COVID Causing you to Grind Your Teeth? Weirdest new COVID Sign and how to Treat it
As if having the pandemic affect every aspect of our waking lives is not enough, new research is showing that it might be wreaking havoc on your teeth during your sleeping hours. According to the Department of Oral Medicine at the University of Washington’s School of Dentistry, there are now epidemic numbers of patients who are suffering from jaw muscle pain and TMJ. Apparently, the stress and worry are now taking their toll on our dental health as well.
The Prevalence Rates Pre-COVID Estimates of Bruxism
Estimates indicate that nearly ten percent of adults, and as many as 15% of children, grind or clench their teeth at night. Roughly 8% of middle-aged adults have sleep bruxism, and 3% of elderly adults grind their teeth while sleeping. Although those numbers seem somewhat low, when you consider the population as a whole, the pandemic has increased the percentages significantly. And it has quickly become a condition that needs to be addressed by oral professionals around the nation.
Teeth grinding TMJ Treatment
What is TMJ?
TMJ is a disorder of the temporomandibular joint, which is the joint that connects your skull to your jawbone. TMJ can lead to jaw pain and decreased control of jaw movement. Although it can sometimes be difficult to decipher what is causing TMJ symptoms, there are several known contributing factors, but one of the most prominent is grinding or clenching your teeth (bruxism). For many patients, wearing a mouthguard can help to reduce the symptoms of TMJ by disallowing patients to clench or grind their teeth while sleeping. But there are other alternatives as well.
How Botox Treats TMJ
Botox is a neuromodulator protein that has many uses in the medical field, one is to treat the symptoms associated with TMJ. It can help to alleviate jaw tension, lockjaw, and headaches that stem from habitually grinding or clenching your teeth.
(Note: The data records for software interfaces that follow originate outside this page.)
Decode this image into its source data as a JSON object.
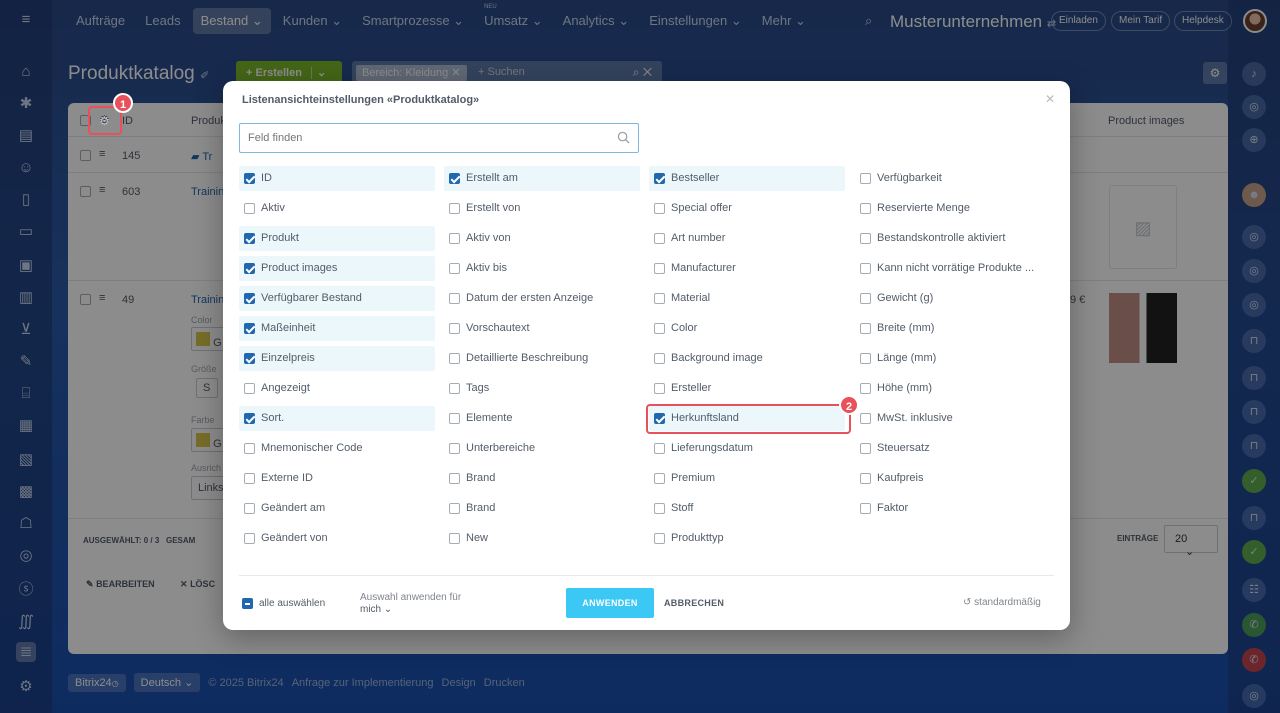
{
  "topnav": {
    "items": [
      "Aufträge",
      "Leads",
      "Bestand",
      "Kunden",
      "Smartprozesse",
      "Umsatz",
      "Analytics",
      "Einstellungen",
      "Mehr"
    ],
    "new_badge": "NEU",
    "company": "Musterunternehmen",
    "buttons": [
      "Einladen",
      "Mein Tarif",
      "Helpdesk"
    ]
  },
  "page": {
    "title": "Produktkatalog",
    "create_label": "+ Erstellen",
    "filter_tag": "Bereich: Kleidung",
    "search_placeholder": "+ Suchen"
  },
  "background_grid": {
    "header": {
      "id": "ID",
      "product": "Produkt",
      "images": "Product images"
    },
    "rows": [
      {
        "id": "145",
        "name": "Tr"
      },
      {
        "id": "603",
        "name": "Trainin"
      },
      {
        "id": "49",
        "name": "Trainin"
      }
    ],
    "fragments": [
      "Color",
      "Größe",
      "S",
      "Farbe",
      "Ausrich",
      "Links",
      "G",
      "G",
      "9 €"
    ],
    "footer": {
      "selected_label": "AUSGEWÄHLT:",
      "selected_value": "0 / 3",
      "total": "GESAM",
      "entries_label": "EINTRÄGE",
      "entries_value": "20",
      "edit": "BEARBEITEN",
      "delete": "LÖSC"
    }
  },
  "annotations": {
    "marker1": "1",
    "marker2": "2"
  },
  "modal": {
    "title": "Listenansichteinstellungen «Produktkatalog»",
    "search_placeholder": "Feld finden",
    "columns": [
      [
        {
          "label": "ID",
          "checked": true
        },
        {
          "label": "Aktiv",
          "checked": false
        },
        {
          "label": "Produkt",
          "checked": true
        },
        {
          "label": "Product images",
          "checked": true
        },
        {
          "label": "Verfügbarer Bestand",
          "checked": true
        },
        {
          "label": "Maßeinheit",
          "checked": true
        },
        {
          "label": "Einzelpreis",
          "checked": true
        },
        {
          "label": "Angezeigt",
          "checked": false
        },
        {
          "label": "Sort.",
          "checked": true
        },
        {
          "label": "Mnemonischer Code",
          "checked": false
        },
        {
          "label": "Externe ID",
          "checked": false
        },
        {
          "label": "Geändert am",
          "checked": false
        },
        {
          "label": "Geändert von",
          "checked": false
        }
      ],
      [
        {
          "label": "Erstellt am",
          "checked": true
        },
        {
          "label": "Erstellt von",
          "checked": false
        },
        {
          "label": "Aktiv von",
          "checked": false
        },
        {
          "label": "Aktiv bis",
          "checked": false
        },
        {
          "label": "Datum der ersten Anzeige",
          "checked": false
        },
        {
          "label": "Vorschautext",
          "checked": false
        },
        {
          "label": "Detaillierte Beschreibung",
          "checked": false
        },
        {
          "label": "Tags",
          "checked": false
        },
        {
          "label": "Elemente",
          "checked": false
        },
        {
          "label": "Unterbereiche",
          "checked": false
        },
        {
          "label": "Brand",
          "checked": false
        },
        {
          "label": "Brand",
          "checked": false
        },
        {
          "label": "New",
          "checked": false
        }
      ],
      [
        {
          "label": "Bestseller",
          "checked": true
        },
        {
          "label": "Special offer",
          "checked": false
        },
        {
          "label": "Art number",
          "checked": false
        },
        {
          "label": "Manufacturer",
          "checked": false
        },
        {
          "label": "Material",
          "checked": false
        },
        {
          "label": "Color",
          "checked": false
        },
        {
          "label": "Background image",
          "checked": false
        },
        {
          "label": "Ersteller",
          "checked": false
        },
        {
          "label": "Herkunftsland",
          "checked": true
        },
        {
          "label": "Lieferungsdatum",
          "checked": false
        },
        {
          "label": "Premium",
          "checked": false
        },
        {
          "label": "Stoff",
          "checked": false
        },
        {
          "label": "Produkttyp",
          "checked": false
        }
      ],
      [
        {
          "label": "Verfügbarkeit",
          "checked": false
        },
        {
          "label": "Reservierte Menge",
          "checked": false
        },
        {
          "label": "Bestandskontrolle aktiviert",
          "checked": false
        },
        {
          "label": "Kann nicht vorrätige Produkte ...",
          "checked": false
        },
        {
          "label": "Gewicht (g)",
          "checked": false
        },
        {
          "label": "Breite (mm)",
          "checked": false
        },
        {
          "label": "Länge (mm)",
          "checked": false
        },
        {
          "label": "Höhe (mm)",
          "checked": false
        },
        {
          "label": "MwSt. inklusive",
          "checked": false
        },
        {
          "label": "Steuersatz",
          "checked": false
        },
        {
          "label": "Kaufpreis",
          "checked": false
        },
        {
          "label": "Faktor",
          "checked": false
        }
      ]
    ],
    "select_all": "alle auswählen",
    "apply_for_label": "Auswahl anwenden für",
    "apply_for_value": "mich",
    "apply": "ANWENDEN",
    "cancel": "ABBRECHEN",
    "default": "standardmäßig"
  },
  "footer": {
    "brand": "Bitrix24",
    "language": "Deutsch",
    "copyright": "© 2025 Bitrix24",
    "links": [
      "Anfrage zur Implementierung",
      "Design",
      "Drucken"
    ]
  },
  "colors": {
    "accent": "#3bc8f5",
    "check": "#2067b0",
    "marker": "#e8505b",
    "create": "#7dbb2b"
  }
}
A 2012 study concluded that Botox significantly increased jaw control and decreased pain for those who participated. For patients who don’t get relief from wearing a mouthguard, or simply don’t want the hassle of it, Botox is an excellent and cheap alternative.
The Benefits of TMJ for Botox
Botox works by blocking nerve signals that can lead to pain and muscle dysfunction. Unlike other surgical options that are highly invasive, Botox is a safe and effective treatment with very few, if any, adverse side effects. It is also a very cost-effective and lasting solution. Once you allow the jaw muscle to relax, you should experience immediate results.
At Tatum Dentistry, we understand how hard the past several months have been for us all. We are taking every precaution to keep our patients safe and encourage you to keep your regularly scheduled exams for preventative oral care. If you are experiencing headaches, jaw pain, or muscle coordination issues, contact our office for an exam today.